The Bell412 also has a similar absorber but a spring in its sink elevator design. During each pre-flight, the pilot should check the spring tension on the sink elevator by applying gentle pressure chord wise on the sink elevator. This spring provides tension to assist in keeping the sink elevator aligned with increasing airspeed. It also acts as “dampener” at low speed to help absorb the 4per Rev Low Speed vibration as it decelerates on approach. The sink elevator has spring dampened freedom of movement to vibrate and be dampened by this built-in spring force. This prevents, or cushions the 4/rev vibration from being transmitted to the airframe providing a relatively smooth ride through low speed deceleration.
2. Streamlining of Large Horizontal Surface Areas.
An effective means of reducing the Large Flat plate horizontal surface areas presented by horizontal stabilisers is to have them automated, so that their angle of incidence varies through the flight envelope. By so doing, the flat plate surface “streamlines” to align itself with the relative airflow of the rotor wash with the varying airspeeds. In particular, between 45-110kts IAS. This enables these large flat plate surface areas to offer minimal flat plate drag to the relative airflow of the rotor and slipstream. It minimises Nper Rev vibration and maintains a relative flat and constant pitch attitude due to minimal rotor downwash vertical down force on the stabilator trying to push the tail down and the nose up. This type of design philosophy is in use on both the Uh60 & AH64.
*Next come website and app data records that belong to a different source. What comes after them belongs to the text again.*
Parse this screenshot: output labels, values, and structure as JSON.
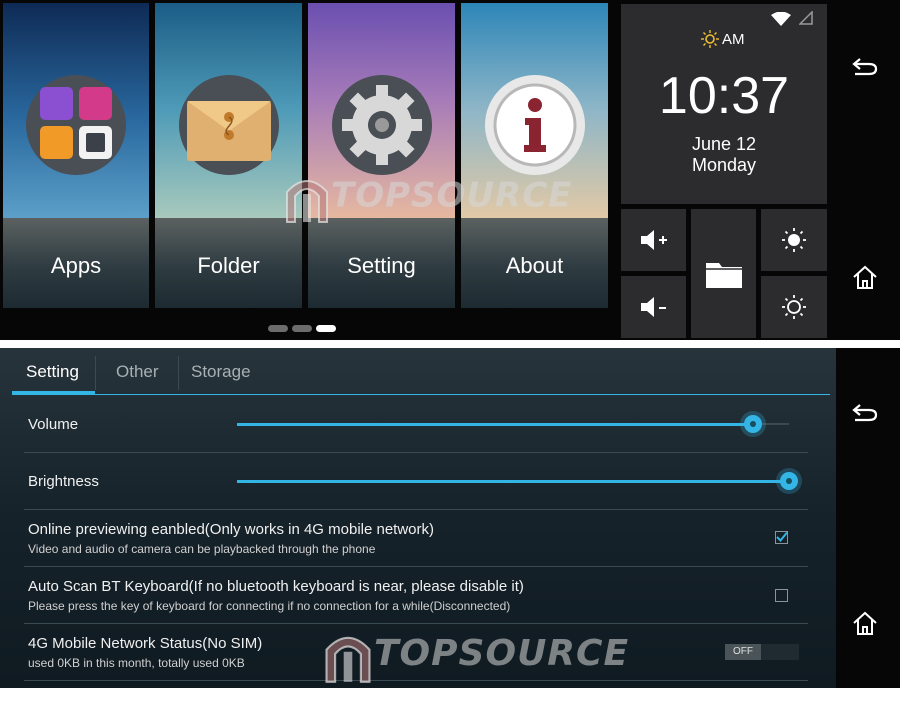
{
  "launcher": {
    "tiles": [
      {
        "label": "Apps",
        "icon": "apps-grid-icon"
      },
      {
        "label": "Folder",
        "icon": "envelope-folder-icon"
      },
      {
        "label": "Setting",
        "icon": "gear-icon"
      },
      {
        "label": "About",
        "icon": "info-icon"
      }
    ],
    "page_count": 3,
    "active_page": 3
  },
  "clock": {
    "ampm": "AM",
    "time": "10:37",
    "date": "June 12",
    "weekday": "Monday"
  },
  "quick_controls": [
    "volume-up-icon",
    "volume-down-icon",
    "folder-icon",
    "brightness-up-icon",
    "brightness-down-icon"
  ],
  "watermark": "TOPSOURCE",
  "settings": {
    "tabs": [
      {
        "label": "Setting",
        "active": true
      },
      {
        "label": "Other",
        "active": false
      },
      {
        "label": "Storage",
        "active": false
      }
    ],
    "volume": {
      "label": "Volume",
      "level": 0.93
    },
    "brightness": {
      "label": "Brightness",
      "level": 1.0
    },
    "online_preview": {
      "title": "Online previewing eanbled(Only works in 4G mobile network)",
      "subtitle": "Video and audio of camera can be playbacked through the phone",
      "checked": true
    },
    "bt_keyboard": {
      "title": "Auto Scan BT Keyboard(If no bluetooth keyboard is near, please disable it)",
      "subtitle": "Please press the key of keyboard for connecting if no connection for a while(Disconnected)",
      "checked": false
    },
    "mobile_network": {
      "title": "4G Mobile Network Status(No SIM)",
      "subtitle": "used 0KB in this month, totally used 0KB",
      "toggle": "OFF"
    }
  },
  "colors": {
    "accent": "#33b5e5",
    "panel": "#2c2c2e"
  }
}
In these types of systems, the stabilator is driven through an automatic flight control computer with various inputs which include IAS, collective position, lateral accelerometers which provides signals to electrical jacks to drive the stabilator to the optimum position in order that it may streamline automatically to offer the least resistance to vertical down-flow and maintain as level a pitch attitude as possible throughout its flight regime.
3. Reduction of Large Flat Plate Horizontal Surface Area.
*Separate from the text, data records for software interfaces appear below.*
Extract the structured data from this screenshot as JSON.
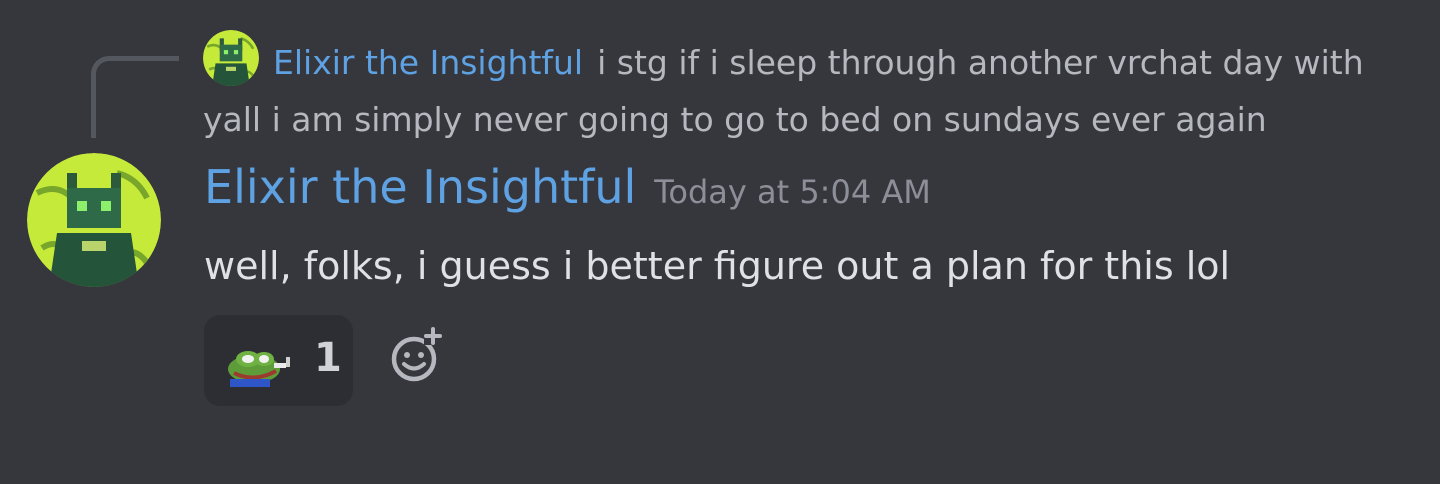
{
  "reply": {
    "author": "Elixir the Insightful",
    "text": "i stg if i sleep through another vrchat day with yall i am simply never going to go to bed on sundays ever again",
    "avatar_icon": "green-cat-creature-avatar"
  },
  "message": {
    "author": "Elixir the Insightful",
    "timestamp": "Today at 5:04 AM",
    "content": "well, folks, i guess i better figure out a plan for this lol",
    "avatar_icon": "green-cat-creature-avatar"
  },
  "reactions": [
    {
      "emoji": "pepe-frog-smoking-emoji",
      "count": "1"
    }
  ],
  "add_reaction_icon": "add-reaction-smiley-icon",
  "colors": {
    "background": "#36373d",
    "username": "#5ea2e3",
    "message_text": "#dfe1e5",
    "muted_text": "#8c8f97",
    "reaction_bg": "#2d2e33"
  }
}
Newer designs are beginning to realise that instead of creating very expensive and maintenance intensive systems such as Automatic Flight Control computers and fly-by-wire horizontal stabilisers, making the horizontal flat plate surface area presented to the Rotor-wash smaller, is cheaper and often as effective way of reducing the Low Speed Nper Rev and the Nose high pitch associated with Rotor wash drag on Horizontal surfaces. The AW139 has a bad reputation for both a very aggressive 5/rev Low speed vibration when decelerating on an approach and also a very nose high attitude during the deceleration approach/finals phase of flight. This is because of the Horizontal Flat Plate Surface areas presented by both the Stabiliser and also the air dam effect of the full length Coanda strake on the left side of the Tail Boom of the Aw139. (See pics below). The Aw189 was designed after the Aw139. It can be seen that a significant large area of the stabiliser has been reduced, offering considerable less flat plate drag to the Rotor-wash below 45Kias. Similarly, it can be seen that the Coanda Strake has been considerably reduced. A good 1-2mtrs of strake from the base of the tail boom has been designed out. This again adds to the smaller horizontal profile and air-dam effect to the rotor wash than the Aw139 design. As result, the Aw189 has less 5/rev at Low speed and has a lower nose up attitude below 45Kias when decelerating on approach making it easier for pilot control.
4. Keeping Large Flat Plate Horizontal Surface Areas out of Rotor Wash.
Other design bureau’s design their large flat plat surface areas – primarily the stabilisers, either as a considerably smaller horizontal profile or they locate them high up on the fin out of the way of any Rotor downwash. This removes the stabilator out of the Low Speed Nper Rev issue all together. This design feature is seen on the CH53, S61, AS332, EC225, etc
RWAS hopes sincerely this has been informative. Please feel free to provide feedback in order that we can continue to improve this content.
Like the lads below – “have a good one”!.